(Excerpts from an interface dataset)

***

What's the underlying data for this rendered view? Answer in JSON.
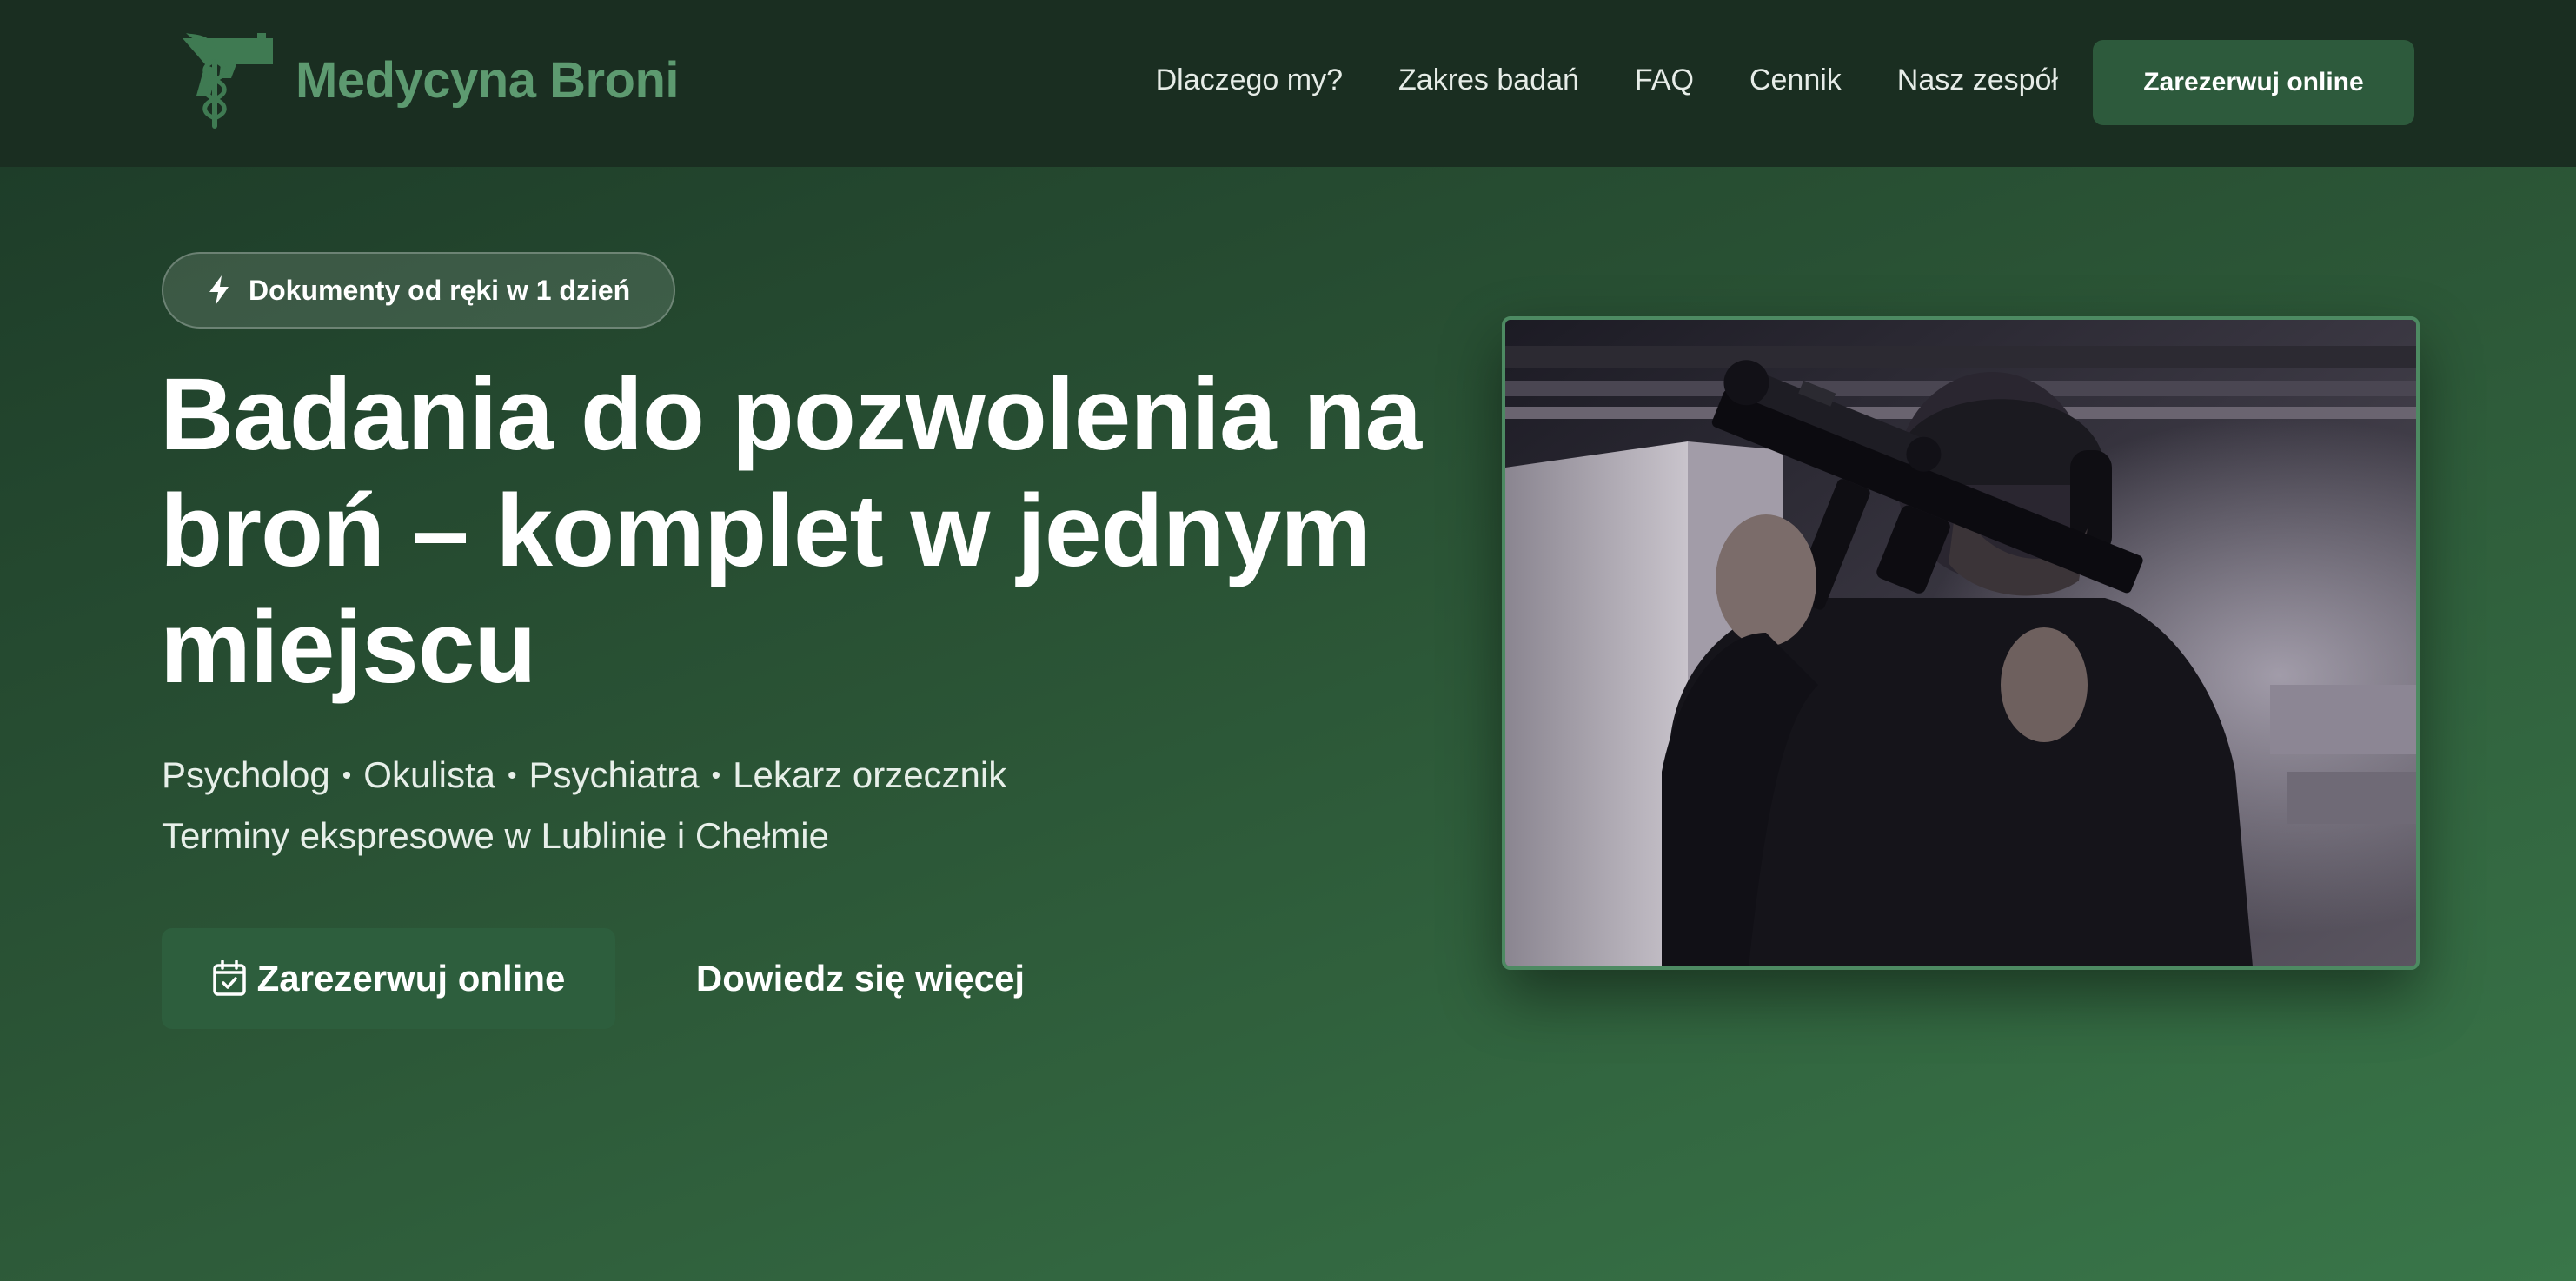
{
  "brand": {
    "name": "Medycyna Broni",
    "logo_icon": "caduceus-pistol-icon",
    "color": "#5d9a70"
  },
  "nav": {
    "items": [
      {
        "label": "Dlaczego my?"
      },
      {
        "label": "Zakres badań"
      },
      {
        "label": "FAQ"
      },
      {
        "label": "Cennik"
      },
      {
        "label": "Nasz zespół"
      }
    ],
    "cta_label": "Zarezerwuj online"
  },
  "hero": {
    "badge": {
      "icon": "lightning-bolt-icon",
      "text": "Dokumenty od ręki w 1 dzień"
    },
    "title": "Badania do pozwolenia na broń – komplet w jednym miejscu",
    "specialists": [
      "Psycholog",
      "Okulista",
      "Psychiatra",
      "Lekarz orzecznik"
    ],
    "separator": "•",
    "subtitle": "Terminy ekspresowe w Lublinie i Chełmie",
    "primary_button": {
      "icon": "calendar-check-icon",
      "label": "Zarezerwuj online"
    },
    "secondary_button": {
      "label": "Dowiedz się więcej"
    },
    "image": {
      "subject": "shooter-with-rifle-photo"
    }
  },
  "colors": {
    "header_bg": "#1a2e21",
    "accent": "#2d5a3c",
    "hero_gradient_start": "#1e3d29",
    "hero_gradient_end": "#397649",
    "text": "#ffffff"
  }
}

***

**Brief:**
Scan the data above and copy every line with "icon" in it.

**Answer below:**
    "logo_icon": "caduceus-pistol-icon",
      "icon": "lightning-bolt-icon",
      "icon": "calendar-check-icon",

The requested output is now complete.